▶ Activity:
Write out each entry below exactly. Do not include the images.

▶ Input for this task:
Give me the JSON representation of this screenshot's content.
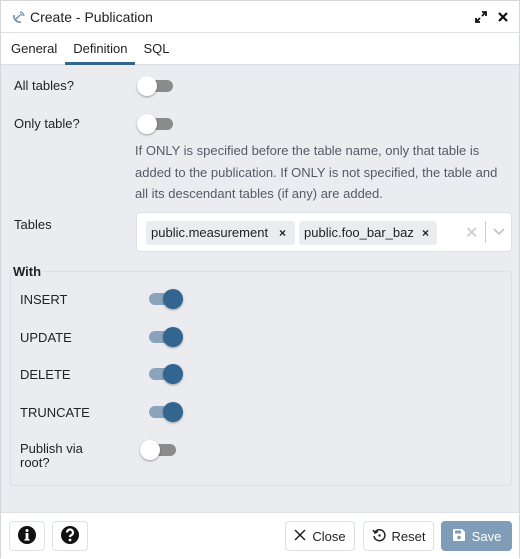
{
  "window": {
    "title": "Create - Publication",
    "icons": {
      "app": "publication-icon",
      "maximize": "maximize-icon",
      "close": "close-icon"
    }
  },
  "tabs": [
    {
      "label": "General",
      "active": false
    },
    {
      "label": "Definition",
      "active": true
    },
    {
      "label": "SQL",
      "active": false
    }
  ],
  "form": {
    "all_tables": {
      "label": "All tables?",
      "value": false
    },
    "only_table": {
      "label": "Only table?",
      "value": false,
      "help": "If ONLY is specified before the table name, only that table is added to the publication. If ONLY is not specified, the table and all its descendant tables (if any) are added."
    },
    "tables": {
      "label": "Tables",
      "selected": [
        "public.measurement",
        "public.foo_bar_baz"
      ],
      "remove_glyph": "×",
      "clear_glyph": "✕"
    },
    "with": {
      "legend": "With",
      "options": [
        {
          "label": "INSERT",
          "value": true
        },
        {
          "label": "UPDATE",
          "value": true
        },
        {
          "label": "DELETE",
          "value": true
        },
        {
          "label": "TRUNCATE",
          "value": true
        }
      ],
      "publish_via_root": {
        "label": "Publish via root?",
        "value": false
      }
    }
  },
  "footer": {
    "info_icon": "info-icon",
    "help_icon": "help-icon",
    "close_label": "Close",
    "reset_label": "Reset",
    "save_label": "Save"
  },
  "colors": {
    "accent": "#326690",
    "save_bg": "#7f9cb9",
    "panel_bg": "#ebecf0"
  }
}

▶ Result for this exercise:
Give me the JSON representation of this screenshot's content.
{
  "window": {
    "title": "Create - Publication",
    "icons": {
      "app": "publication-icon",
      "maximize": "maximize-icon",
      "close": "close-icon"
    }
  },
  "tabs": [
    {
      "label": "General",
      "active": false
    },
    {
      "label": "Definition",
      "active": true
    },
    {
      "label": "SQL",
      "active": false
    }
  ],
  "form": {
    "all_tables": {
      "label": "All tables?",
      "value": false
    },
    "only_table": {
      "label": "Only table?",
      "value": false,
      "help": "If ONLY is specified before the table name, only that table is added to the publication. If ONLY is not specified, the table and all its descendant tables (if any) are added."
    },
    "tables": {
      "label": "Tables",
      "selected": [
        "public.measurement",
        "public.foo_bar_baz"
      ],
      "remove_glyph": "×",
      "clear_glyph": "✕"
    },
    "with": {
      "legend": "With",
      "options": [
        {
          "label": "INSERT",
          "value": true
        },
        {
          "label": "UPDATE",
          "value": true
        },
        {
          "label": "DELETE",
          "value": true
        },
        {
          "label": "TRUNCATE",
          "value": true
        }
      ],
      "publish_via_root": {
        "label": "Publish via root?",
        "value": false
      }
    }
  },
  "footer": {
    "info_icon": "info-icon",
    "help_icon": "help-icon",
    "close_label": "Close",
    "reset_label": "Reset",
    "save_label": "Save"
  },
  "colors": {
    "accent": "#326690",
    "save_bg": "#7f9cb9",
    "panel_bg": "#ebecf0"
  }
}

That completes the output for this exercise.